Here’s The Point: Social Pressure Can Have Upside
Today’s consumers are more “socially” aware than past consumers, and they are more interested in purchasing from organizations that support their beliefs. Corporations should recognize this and create value by proactively addressing social concerns and pressures. The monitoring of social advocacy groups should be included in a corporation’s larger initiatives to develop new growth platforms.
Although corporations spend a large amount of time and money conducting research among consumers and competitors, many fail to consider the viewpoints of social critics in their analysis of growth strategies and new initiatives. Social critics often create a “social pressure” that is overlooked, but instead, these social pressures should be examined for potential new opportunities and tactics.
“A social pressure is an external force created by a person or group of people that aims to affect business practices in a way that supports their cause. This influence causes corporations to consider actions and behavior they may not otherwise take into account.” They typically begin on small scale and enter the mainstream population as they grow. What was once a single person’s perspective, is adopted and shared by a social advocacy group.

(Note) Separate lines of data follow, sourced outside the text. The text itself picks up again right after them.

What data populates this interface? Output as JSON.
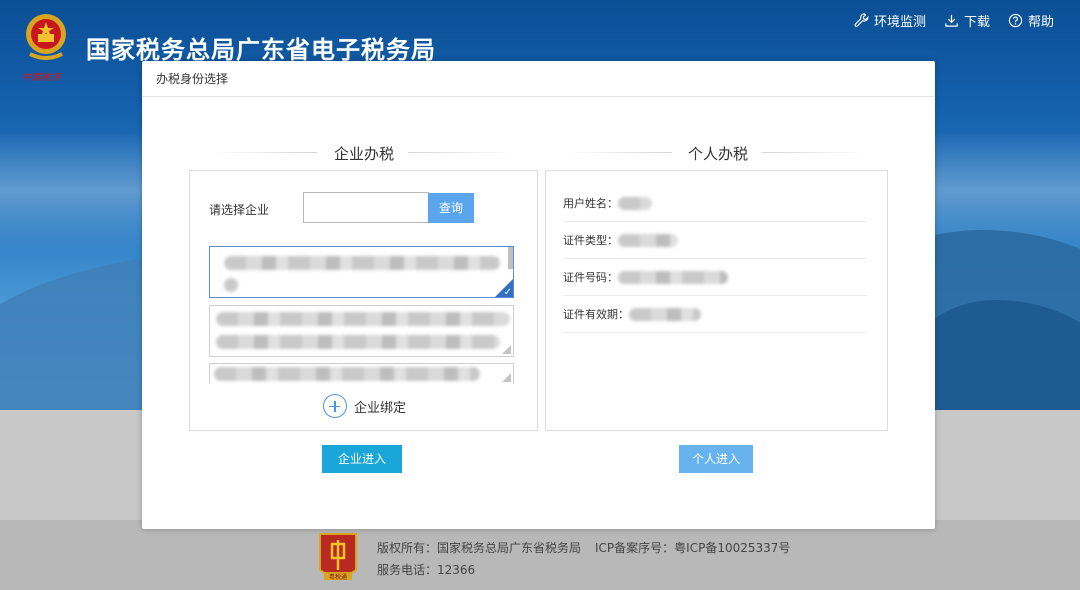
{
  "header": {
    "site_title": "国家税务总局广东省电子税务局",
    "emblem_caption": "中国税务",
    "nav": [
      {
        "label": "环境监测",
        "icon": "wrench-icon"
      },
      {
        "label": "下载",
        "icon": "download-icon"
      },
      {
        "label": "帮助",
        "icon": "help-icon"
      }
    ]
  },
  "modal": {
    "title": "办税身份选择",
    "enterprise": {
      "section_title": "企业办税",
      "select_label": "请选择企业",
      "search_value": "",
      "query_label": "查询",
      "bind_label": "企业绑定",
      "enter_label": "企业进入"
    },
    "personal": {
      "section_title": "个人办税",
      "fields": [
        {
          "label": "用户姓名："
        },
        {
          "label": "证件类型："
        },
        {
          "label": "证件号码："
        },
        {
          "label": "证件有效期："
        }
      ],
      "enter_label": "个人进入"
    }
  },
  "footer": {
    "copyright": "版权所有：国家税务总局广东省税务局",
    "icp": "ICP备案序号：粤ICP备10025337号",
    "phone": "服务电话：12366",
    "logo_caption": "粤税通"
  },
  "colors": {
    "accent": "#5aa5ec",
    "enterprise_button": "#1aa6d8",
    "personal_button": "#66b3f0",
    "selected_border": "#5c8fd6"
  }
}
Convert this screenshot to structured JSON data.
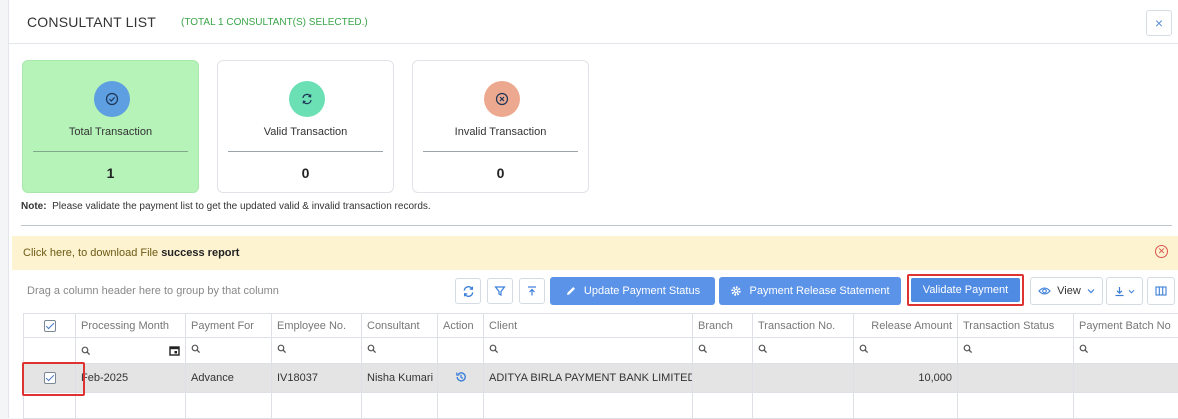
{
  "header": {
    "title": "CONSULTANT LIST",
    "subtitle": "(TOTAL 1 CONSULTANT(S) SELECTED.)",
    "close_label": "×"
  },
  "cards": [
    {
      "label": "Total Transaction",
      "count": "1",
      "color": "#5d9fe0",
      "icon": "check-circle-icon"
    },
    {
      "label": "Valid Transaction",
      "count": "0",
      "color": "#6be0b5",
      "icon": "refresh-icon"
    },
    {
      "label": "Invalid Transaction",
      "count": "0",
      "color": "#eda98f",
      "icon": "x-circle-icon"
    }
  ],
  "note": {
    "label": "Note:",
    "text": "Please validate the payment list to get the updated valid & invalid transaction records."
  },
  "banner": {
    "prefix": "Click here, to download File",
    "link": "success report"
  },
  "toolbar": {
    "group_hint": "Drag a column header here to group by that column",
    "update_status": "Update Payment Status",
    "release_statement": "Payment Release Statement",
    "validate": "Validate Payment",
    "view": "View"
  },
  "grid": {
    "columns": [
      "Processing Month",
      "Payment For",
      "Employee No.",
      "Consultant",
      "Action",
      "Client",
      "Branch",
      "Transaction No.",
      "Release Amount",
      "Transaction Status",
      "Payment Batch No"
    ],
    "rows": [
      {
        "processing_month": "Feb-2025",
        "payment_for": "Advance",
        "employee_no": "IV18037",
        "consultant": "Nisha Kumari",
        "client": "ADITYA BIRLA PAYMENT BANK LIMITED",
        "branch": "",
        "transaction_no": "",
        "release_amount": "10,000",
        "transaction_status": "",
        "batch_no": ""
      }
    ]
  },
  "colors": {
    "accent": "#5b93e8",
    "success": "#3aa54a",
    "danger": "#d33"
  }
}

Case studies discussing Starbucks and Google are also included in this article.